Johnson has also said he was “very proud” of how his government reacted.
The government’s latest figures on those who have died after testing positive for coronavirus stand at 40,883.
According to the Office for National Statistics (ONS) the number of people who have died with coronavirus mentioned on their death certificate is now 51,089.
And the number of excess deaths – the number of deaths above the expected number for that time of year – stands at 63,000.
Keir Starmer, the Labour leader, told Johnson during PMQs: “These are amongst the highest numbers anywhere in the world.
“Last week, the prime minister said he was proud of the government’s record, but there’s no pride in those figures is there?”
Johnson said he would “mourn every one” of the deaths and “grieve for them and for their relatives and their friends”.
But he said the country had to “wait until the epidemic has been through its whole cycle” before it was fair to compare the death toll to other countries.
“As for what this country did to fight the epidemic, I must say I strongly disagree with the way he characterises it,” the prime minister told Starmer.
“I think it was an astonishing achievement by the NHS to build the Nightingale hospitals, I think it was an astonishing thing this country came together to drive down, to follow the social distancing rules in spite of all the doubt that was cast on the advice.”
The exchanges came as Johnson prepared to announce children will soon be able to visit zoos in the latest easing of lockdown measures – although their wait to go back to school could last months.

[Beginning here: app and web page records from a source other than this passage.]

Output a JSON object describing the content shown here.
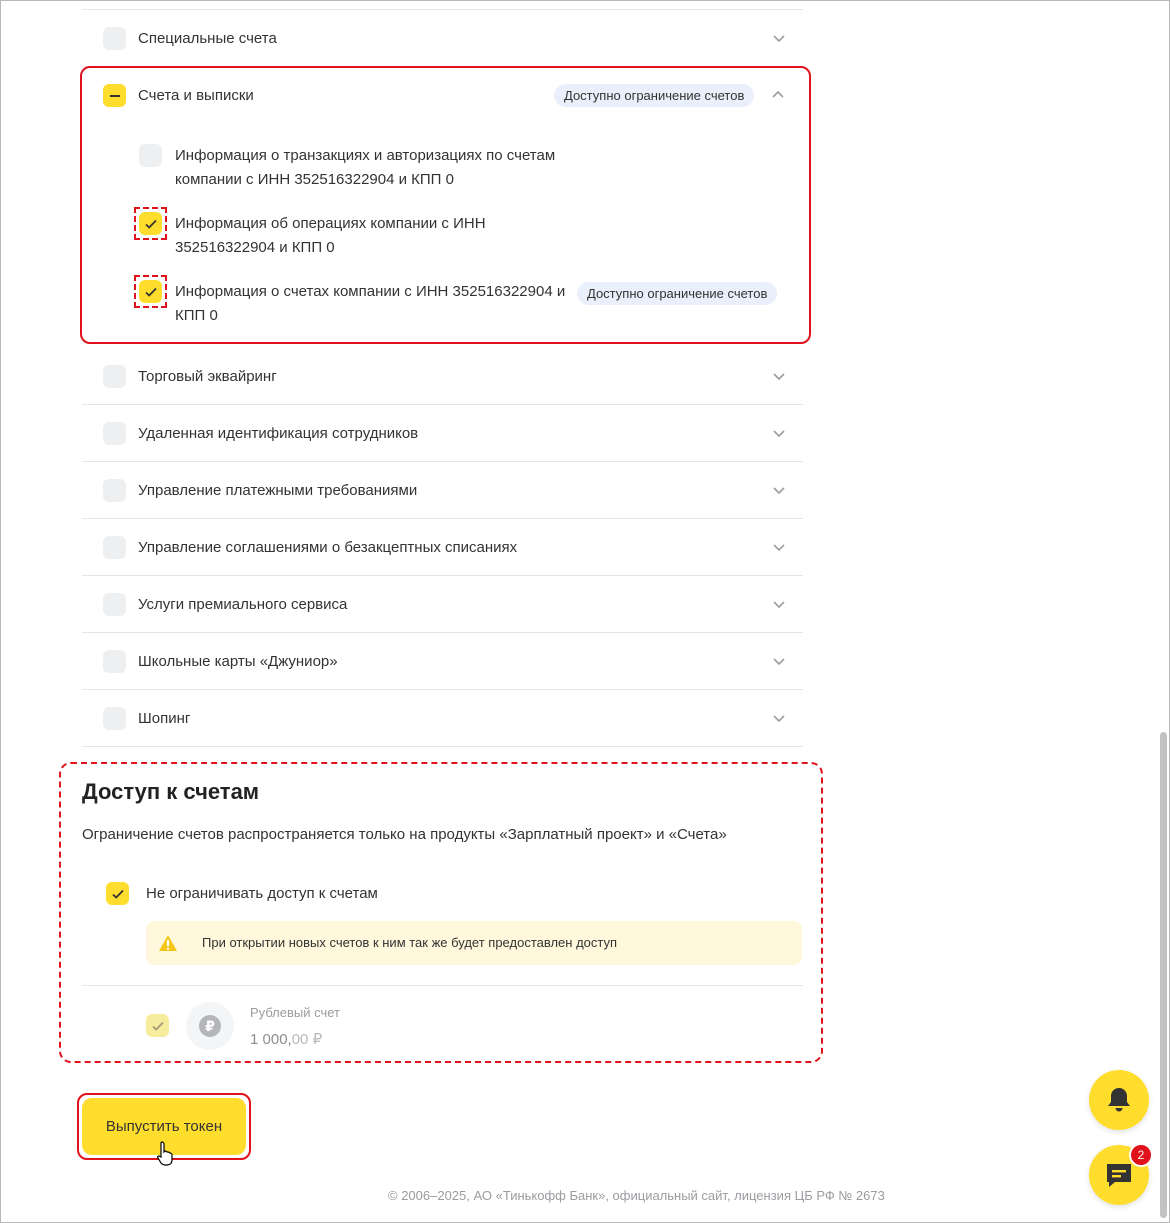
{
  "colors": {
    "accent": "#ffdd2d",
    "highlight_red": "#e0121b",
    "badge_bg": "#e9f0fb",
    "warning_bg": "#fff8dc"
  },
  "permissions": {
    "rows_before": [
      {
        "label": "Специальные счета",
        "checked": false,
        "icon": "chevron-down-icon"
      }
    ],
    "expanded_group": {
      "label": "Счета и выписки",
      "state": "partial",
      "badge": "Доступно ограничение счетов",
      "icon": "chevron-up-icon",
      "items": [
        {
          "line1": "Информация о транзакциях и авторизациях по счетам",
          "line2": "компании с ИНН 352516322904 и КПП 0",
          "checked": false
        },
        {
          "line1": "Информация об операциях компании с ИНН",
          "line2": "352516322904 и КПП 0",
          "checked": true
        },
        {
          "line1": "Информация о счетах компании с ИНН 352516322904 и",
          "line2": "КПП 0",
          "checked": true,
          "badge": "Доступно ограничение счетов"
        }
      ]
    },
    "rows_after": [
      {
        "label": "Торговый эквайринг",
        "checked": false
      },
      {
        "label": "Удаленная идентификация сотрудников",
        "checked": false
      },
      {
        "label": "Управление платежными требованиями",
        "checked": false
      },
      {
        "label": "Управление соглашениями о безакцептных списаниях",
        "checked": false
      },
      {
        "label": "Услуги премиального сервиса",
        "checked": false
      },
      {
        "label": "Школьные карты «Джуниор»",
        "checked": false
      },
      {
        "label": "Шопинг",
        "checked": false
      }
    ]
  },
  "account_access": {
    "title": "Доступ к счетам",
    "description": "Ограничение счетов распространяется только на продукты «Зарплатный проект» и «Счета»",
    "unlimited_label": "Не ограничивать доступ к счетам",
    "unlimited_checked": true,
    "warning_text": "При открытии новых счетов к ним так же будет предоставлен доступ",
    "warning_icon": "warning-icon",
    "account": {
      "name": "Рублевый счет",
      "balance_main": "1 000,",
      "balance_frac": "00 ₽",
      "currency_symbol": "₽",
      "checked": true,
      "disabled": true
    }
  },
  "actions": {
    "issue_token_label": "Выпустить токен"
  },
  "footer": {
    "text": "© 2006–2025, АО «Тинькофф Банк», официальный сайт, лицензия ЦБ РФ № 2673"
  },
  "floating": {
    "bell_icon": "bell-icon",
    "chat_icon": "chat-icon",
    "chat_badge": "2"
  }
}
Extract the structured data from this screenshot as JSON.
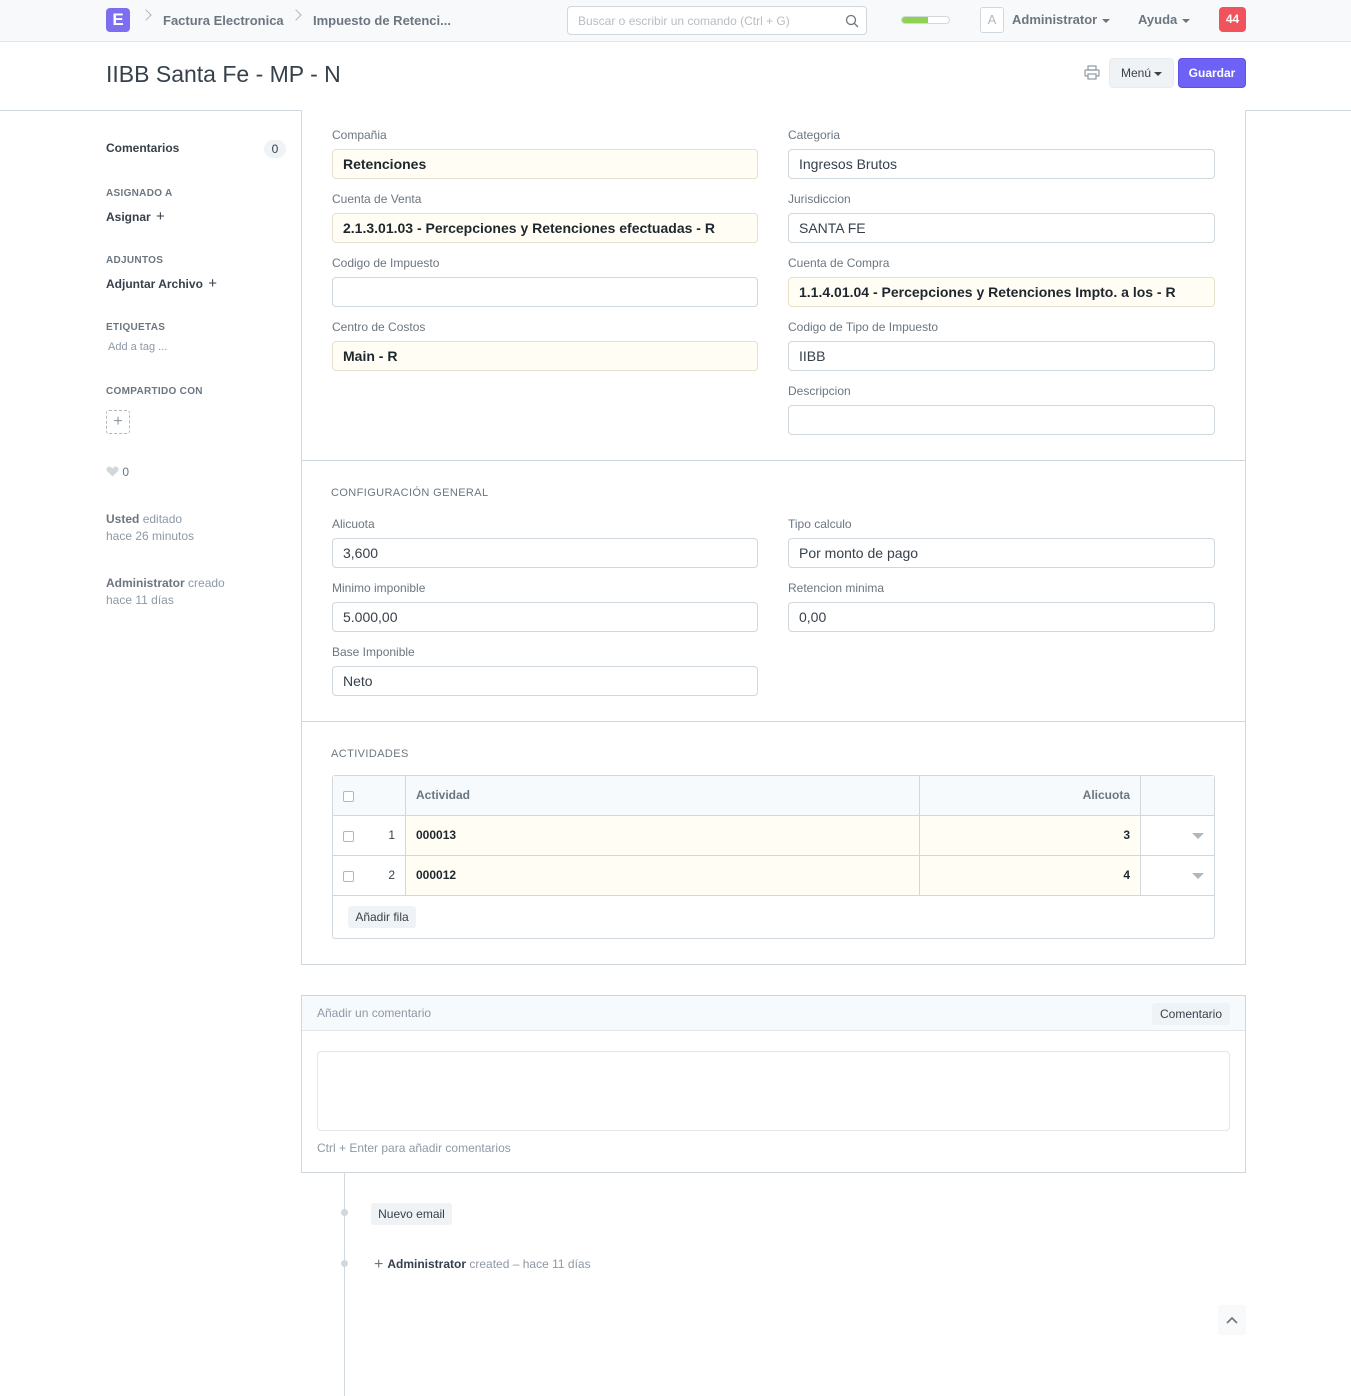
{
  "navbar": {
    "logo": "E",
    "breadcrumbs": [
      "Factura Electronica",
      "Impuesto de Retenci..."
    ],
    "search_placeholder": "Buscar o escribir un comando (Ctrl + G)",
    "progress": 0.55,
    "avatar_letter": "A",
    "user_label": "Administrator",
    "help_label": "Ayuda",
    "notifications": "44"
  },
  "page": {
    "title": "IIBB Santa Fe - MP - N",
    "menu_label": "Menú",
    "save_label": "Guardar"
  },
  "sidebar": {
    "comments_label": "Comentarios",
    "comments_count": "0",
    "assigned_heading": "ASIGNADO A",
    "assign_label": "Asignar",
    "attachments_heading": "ADJUNTOS",
    "attach_label": "Adjuntar Archivo",
    "tags_heading": "ETIQUETAS",
    "add_tag": "Add a tag ...",
    "shared_heading": "COMPARTIDO CON",
    "likes": "0",
    "edit_user": "Usted",
    "edit_action": "editado",
    "edit_time": "hace 26 minutos",
    "create_user": "Administrator",
    "create_action": "creado",
    "create_time": "hace 11 días"
  },
  "form": {
    "compania_label": "Compañia",
    "compania_value": "Retenciones",
    "categoria_label": "Categoria",
    "categoria_value": "Ingresos Brutos",
    "cuenta_venta_label": "Cuenta de Venta",
    "cuenta_venta_value": "2.1.3.01.03 - Percepciones y Retenciones efectuadas - R",
    "jurisdiccion_label": "Jurisdiccion",
    "jurisdiccion_value": "SANTA FE",
    "codigo_impuesto_label": "Codigo de Impuesto",
    "codigo_impuesto_value": "",
    "cuenta_compra_label": "Cuenta de Compra",
    "cuenta_compra_value": "1.1.4.01.04 - Percepciones y Retenciones Impto. a los - R",
    "centro_costos_label": "Centro de Costos",
    "centro_costos_value": "Main - R",
    "codigo_tipo_label": "Codigo de Tipo de Impuesto",
    "codigo_tipo_value": "IIBB",
    "descripcion_label": "Descripcion",
    "descripcion_value": ""
  },
  "config": {
    "section_title": "CONFIGURACIÓN GENERAL",
    "alicuota_label": "Alicuota",
    "alicuota_value": "3,600",
    "tipo_calculo_label": "Tipo calculo",
    "tipo_calculo_value": "Por monto de pago",
    "minimo_label": "Minimo imponible",
    "minimo_value": "5.000,00",
    "retencion_label": "Retencion minima",
    "retencion_value": "0,00",
    "base_label": "Base Imponible",
    "base_value": "Neto"
  },
  "activities": {
    "section_title": "ACTIVIDADES",
    "columns": [
      "Actividad",
      "Alicuota"
    ],
    "rows": [
      {
        "idx": "1",
        "actividad": "000013",
        "alicuota": "3"
      },
      {
        "idx": "2",
        "actividad": "000012",
        "alicuota": "4"
      }
    ],
    "add_row_label": "Añadir fila"
  },
  "comments": {
    "placeholder": "Añadir un comentario",
    "button_label": "Comentario",
    "hint": "Ctrl + Enter para añadir comentarios"
  },
  "timeline": {
    "new_email_label": "Nuevo email",
    "entry_user": "Administrator",
    "entry_text": "created – hace 11 días"
  }
}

Johnson will face the nation at the Downing Street briefing on Wednesday and is expected to confirm zoos, safari parks and drive-in cinemas can reopen in England from June 15.
It comes a day after Business Secretary Alok Sharma confirmed shops would also be able to reopen on the same day.
But Education Secretary Gavin Williamson was forced to admit defeat over plans for all primary pupils in England to attend classes before the summer break.